Statistics have shown that the private rented sector is increasingly important – and is set to become more so.
Over the next 20 to 30 years it is likely to house an increasingly larger proportion of middle to low income households and families.
Given its importance generally to society and the cost to us all through our tax bills, of poor housing (not least to the National Health Service) I have suggested that we can no longer allow this sector to remain unregulated (a decision already reached in Wales).
The framework could work something like this:
1. Compulsory accreditation and regulation.
All letting agents would be required to obtain proper qualifications and be regulated by a national body as a condition of being allowed to stay in business. In the same way that solicitors are.
This need not be that difficult. We already have excellent training programs run by national bodies such as ARLA. The better agents already provide regular training for their staff.
Agents should also be required to hold clients and tenants money in separate ring fenced accounts. As more and more cowboy agents go bust taking their hapless customers money with them, it is being recognised nationally that this must happen. I don’t see how anyone can argue against it.

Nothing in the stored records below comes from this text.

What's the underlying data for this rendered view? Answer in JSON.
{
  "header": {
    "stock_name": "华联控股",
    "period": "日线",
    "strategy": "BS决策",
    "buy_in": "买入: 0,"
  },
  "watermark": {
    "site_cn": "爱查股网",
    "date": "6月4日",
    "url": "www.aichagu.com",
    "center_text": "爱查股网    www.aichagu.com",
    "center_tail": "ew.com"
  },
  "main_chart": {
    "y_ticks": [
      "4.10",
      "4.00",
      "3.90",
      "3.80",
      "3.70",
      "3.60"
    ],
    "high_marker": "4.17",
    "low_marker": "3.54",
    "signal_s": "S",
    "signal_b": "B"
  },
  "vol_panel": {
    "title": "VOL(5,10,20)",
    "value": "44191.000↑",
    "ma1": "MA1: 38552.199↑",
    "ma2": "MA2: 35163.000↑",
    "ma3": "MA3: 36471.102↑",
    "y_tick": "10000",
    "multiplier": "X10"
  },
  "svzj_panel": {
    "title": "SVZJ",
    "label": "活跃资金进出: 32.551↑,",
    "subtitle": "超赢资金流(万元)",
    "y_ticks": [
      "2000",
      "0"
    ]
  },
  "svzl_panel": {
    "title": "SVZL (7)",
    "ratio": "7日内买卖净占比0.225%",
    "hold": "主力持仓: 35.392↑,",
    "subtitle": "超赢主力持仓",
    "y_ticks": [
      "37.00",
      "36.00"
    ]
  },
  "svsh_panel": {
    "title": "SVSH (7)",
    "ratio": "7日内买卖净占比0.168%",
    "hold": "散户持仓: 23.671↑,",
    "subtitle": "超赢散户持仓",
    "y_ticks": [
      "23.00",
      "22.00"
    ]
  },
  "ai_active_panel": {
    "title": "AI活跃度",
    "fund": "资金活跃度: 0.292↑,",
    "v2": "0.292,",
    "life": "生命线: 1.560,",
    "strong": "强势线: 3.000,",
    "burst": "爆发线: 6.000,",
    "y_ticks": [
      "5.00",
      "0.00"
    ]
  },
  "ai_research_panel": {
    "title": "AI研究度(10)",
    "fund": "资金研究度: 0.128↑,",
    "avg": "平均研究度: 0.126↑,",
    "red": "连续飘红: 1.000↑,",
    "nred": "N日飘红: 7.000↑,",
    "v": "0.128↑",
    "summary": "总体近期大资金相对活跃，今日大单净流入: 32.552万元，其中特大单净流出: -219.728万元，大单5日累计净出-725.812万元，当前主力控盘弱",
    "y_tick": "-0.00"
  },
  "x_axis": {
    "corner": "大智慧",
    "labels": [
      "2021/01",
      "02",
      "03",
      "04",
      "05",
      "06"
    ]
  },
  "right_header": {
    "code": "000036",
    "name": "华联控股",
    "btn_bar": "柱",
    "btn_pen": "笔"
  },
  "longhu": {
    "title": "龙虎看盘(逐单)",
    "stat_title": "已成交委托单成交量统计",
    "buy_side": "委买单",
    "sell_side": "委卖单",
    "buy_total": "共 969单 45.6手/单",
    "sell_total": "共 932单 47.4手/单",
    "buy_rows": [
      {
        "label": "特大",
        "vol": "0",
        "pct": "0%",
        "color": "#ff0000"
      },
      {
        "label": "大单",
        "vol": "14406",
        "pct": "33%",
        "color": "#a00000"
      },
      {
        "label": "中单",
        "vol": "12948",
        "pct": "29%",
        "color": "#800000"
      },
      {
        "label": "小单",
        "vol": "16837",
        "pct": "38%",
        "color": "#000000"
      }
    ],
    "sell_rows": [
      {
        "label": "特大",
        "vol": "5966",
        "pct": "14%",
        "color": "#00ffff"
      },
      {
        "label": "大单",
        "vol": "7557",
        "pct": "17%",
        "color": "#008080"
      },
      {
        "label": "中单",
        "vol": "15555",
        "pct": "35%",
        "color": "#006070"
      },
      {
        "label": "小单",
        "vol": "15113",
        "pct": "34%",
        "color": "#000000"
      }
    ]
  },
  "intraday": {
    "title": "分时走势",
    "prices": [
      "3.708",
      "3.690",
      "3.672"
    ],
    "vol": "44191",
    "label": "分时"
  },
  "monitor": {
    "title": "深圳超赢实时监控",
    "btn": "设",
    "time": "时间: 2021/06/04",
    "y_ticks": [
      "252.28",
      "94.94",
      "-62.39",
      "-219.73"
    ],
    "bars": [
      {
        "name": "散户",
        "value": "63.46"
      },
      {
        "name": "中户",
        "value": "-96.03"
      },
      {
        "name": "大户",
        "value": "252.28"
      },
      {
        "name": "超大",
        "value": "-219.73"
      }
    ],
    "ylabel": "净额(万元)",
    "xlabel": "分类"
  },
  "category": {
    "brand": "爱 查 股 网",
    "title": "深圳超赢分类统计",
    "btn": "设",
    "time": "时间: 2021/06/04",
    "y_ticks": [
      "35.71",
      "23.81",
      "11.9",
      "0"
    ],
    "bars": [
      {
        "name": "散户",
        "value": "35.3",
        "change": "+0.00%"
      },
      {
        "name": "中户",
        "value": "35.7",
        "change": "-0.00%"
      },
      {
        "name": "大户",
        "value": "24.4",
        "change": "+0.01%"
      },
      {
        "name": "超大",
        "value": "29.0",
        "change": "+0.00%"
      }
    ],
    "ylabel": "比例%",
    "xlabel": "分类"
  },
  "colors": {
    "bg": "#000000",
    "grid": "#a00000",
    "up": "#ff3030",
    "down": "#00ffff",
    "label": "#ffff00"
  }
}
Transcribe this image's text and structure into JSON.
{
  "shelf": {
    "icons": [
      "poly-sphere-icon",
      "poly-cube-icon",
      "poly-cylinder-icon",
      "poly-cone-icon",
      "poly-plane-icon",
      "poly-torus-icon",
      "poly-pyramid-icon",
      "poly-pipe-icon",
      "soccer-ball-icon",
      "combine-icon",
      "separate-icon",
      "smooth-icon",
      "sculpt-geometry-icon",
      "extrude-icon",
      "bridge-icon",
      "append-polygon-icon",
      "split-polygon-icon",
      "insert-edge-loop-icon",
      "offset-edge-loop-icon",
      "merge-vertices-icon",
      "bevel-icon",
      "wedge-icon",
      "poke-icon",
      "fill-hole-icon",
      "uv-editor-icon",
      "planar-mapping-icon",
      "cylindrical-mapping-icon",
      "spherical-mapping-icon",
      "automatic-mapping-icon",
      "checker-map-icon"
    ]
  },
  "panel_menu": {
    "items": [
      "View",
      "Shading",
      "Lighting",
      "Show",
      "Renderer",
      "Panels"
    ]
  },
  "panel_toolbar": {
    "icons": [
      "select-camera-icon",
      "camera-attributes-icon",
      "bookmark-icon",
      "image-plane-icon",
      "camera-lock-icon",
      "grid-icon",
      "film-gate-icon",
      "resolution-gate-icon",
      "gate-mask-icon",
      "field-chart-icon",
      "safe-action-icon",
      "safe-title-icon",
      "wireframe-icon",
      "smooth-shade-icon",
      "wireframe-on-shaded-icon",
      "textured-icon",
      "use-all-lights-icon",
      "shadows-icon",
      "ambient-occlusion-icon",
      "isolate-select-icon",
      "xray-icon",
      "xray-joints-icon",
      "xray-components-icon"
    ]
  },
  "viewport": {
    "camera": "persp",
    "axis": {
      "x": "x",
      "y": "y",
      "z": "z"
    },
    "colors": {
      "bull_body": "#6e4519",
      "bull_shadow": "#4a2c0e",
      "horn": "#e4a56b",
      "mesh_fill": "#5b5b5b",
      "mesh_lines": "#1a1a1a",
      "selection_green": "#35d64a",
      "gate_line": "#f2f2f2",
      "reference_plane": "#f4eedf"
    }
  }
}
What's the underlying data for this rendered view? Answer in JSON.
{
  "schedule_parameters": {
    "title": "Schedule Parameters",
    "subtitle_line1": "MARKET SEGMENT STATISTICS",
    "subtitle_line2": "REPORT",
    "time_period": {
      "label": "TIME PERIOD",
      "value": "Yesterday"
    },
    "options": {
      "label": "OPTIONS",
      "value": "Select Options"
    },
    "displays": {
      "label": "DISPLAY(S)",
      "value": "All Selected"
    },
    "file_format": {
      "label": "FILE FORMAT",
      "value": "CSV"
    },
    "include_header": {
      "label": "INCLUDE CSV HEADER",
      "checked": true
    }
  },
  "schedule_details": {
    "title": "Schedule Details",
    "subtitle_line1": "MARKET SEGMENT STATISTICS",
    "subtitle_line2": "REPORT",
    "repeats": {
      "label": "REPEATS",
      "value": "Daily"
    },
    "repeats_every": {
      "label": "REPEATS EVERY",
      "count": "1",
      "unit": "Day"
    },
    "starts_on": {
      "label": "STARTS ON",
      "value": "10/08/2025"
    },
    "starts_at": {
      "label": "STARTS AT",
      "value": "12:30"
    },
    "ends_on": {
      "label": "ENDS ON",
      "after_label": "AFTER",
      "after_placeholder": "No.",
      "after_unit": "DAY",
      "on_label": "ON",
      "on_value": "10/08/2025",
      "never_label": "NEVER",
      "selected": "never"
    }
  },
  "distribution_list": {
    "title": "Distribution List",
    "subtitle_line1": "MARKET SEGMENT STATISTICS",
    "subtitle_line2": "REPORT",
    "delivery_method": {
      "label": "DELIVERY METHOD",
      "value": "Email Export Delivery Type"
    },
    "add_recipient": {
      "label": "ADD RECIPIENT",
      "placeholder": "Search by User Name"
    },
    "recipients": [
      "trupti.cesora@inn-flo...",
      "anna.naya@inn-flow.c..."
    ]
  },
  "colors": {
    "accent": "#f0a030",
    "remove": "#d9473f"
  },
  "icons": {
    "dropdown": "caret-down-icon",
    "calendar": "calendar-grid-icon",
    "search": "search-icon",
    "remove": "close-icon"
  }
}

I also think that they should have their accounts audited annually, as solicitors do. What do you think?
All landlords should be required to register as a landlord and register the properties to be rented out in a national rented property register.
I don’t think this is something that can be left to local authorities as standards need to be imposed nationally. Otherwise, if different landlords in different areas are subject to different standards this will be perceived as unfair (as the current licensing fees regime is seen as unfair now).
If a landlord wants to manage his properties himself, then he would need to become accredited as a landlord. This could be based on the accreditation schemes that already exist. For example the UKLAP already has an accreditation system and training courses for their landlords.
Any landlord who did not have the accredited landlord qualification would be required to use an accredited agent.
2. A national rented property register
All rented property would be required to be registered as a condition of being rented out. The landlord could either nominate himself as the manager (if he is accredited) or nominate an authorised letting agent.
Part of the register would be closed (for example landlords renting through an agent could choose to have their ownership kept confidential). Some records could be available just to tenants of that property, and others could be available to anyone conducting a search of the register.
All or part of the cost could be met from registration fees, fines for non compliance, and fees charged to anyone searching the register.
Here are a few advantages that would flow from this:
- It would help prevent fraud – for example maybe it could be linked to the Land Registry records so fraudsters could not purport to rent out properties they do not own
- It could contain links to tenancy deposit and EPC records to allow tenants to check these important matters
- If a property was found to be sub standard, say after an HHSRS inspection by a local authority, any category 1 hazards could be noted on the register. This could prevent ‘retaliatory eviction’ as once the hazards were on the register, evicting the tenants would not help the landlord. The only way they would be removed would be by getting the work done.
- It would also help government plan for the future.
At present no-one really knows how many landlords there are in the private rented sector. We know (more or less) how many rented properties there have been in the past from surveys and the census, but we don’t know exactly how many there are NOW.
How can government plan properly for the future if they do not know the true situation?
3. Carrot and stick
The new system could provide benefits for accredited landlords. For example:
- more favourable taxation
- access to grants to improve their properties
- maybe online guidance, forms and information
However landlords who failed to register could:
- be fined heavily
- be unable to use the section 21 procedure to evict their tenants, and
- tenants could be entitled to withhold rent and claim back rent already paid
It is also possible that where a landlord persistently refuses to register and/or put his property in proper repair, it could be taken into pubic ownership, repaired and then used to house the homeless (only as a last resort – but why not?).
Many landlords will not like any of this. However it is clear that the sector cannot regulate itself (any more than the financial sector can). Individual landlords and agents may be excellent, but there will always be those who fail to comply with voluntary standards.
With the increasing importance of the private rented sector, this is no longer acceptable.
Having a national register could also help in other areas. I’ll be looking at some of these over the following weeks.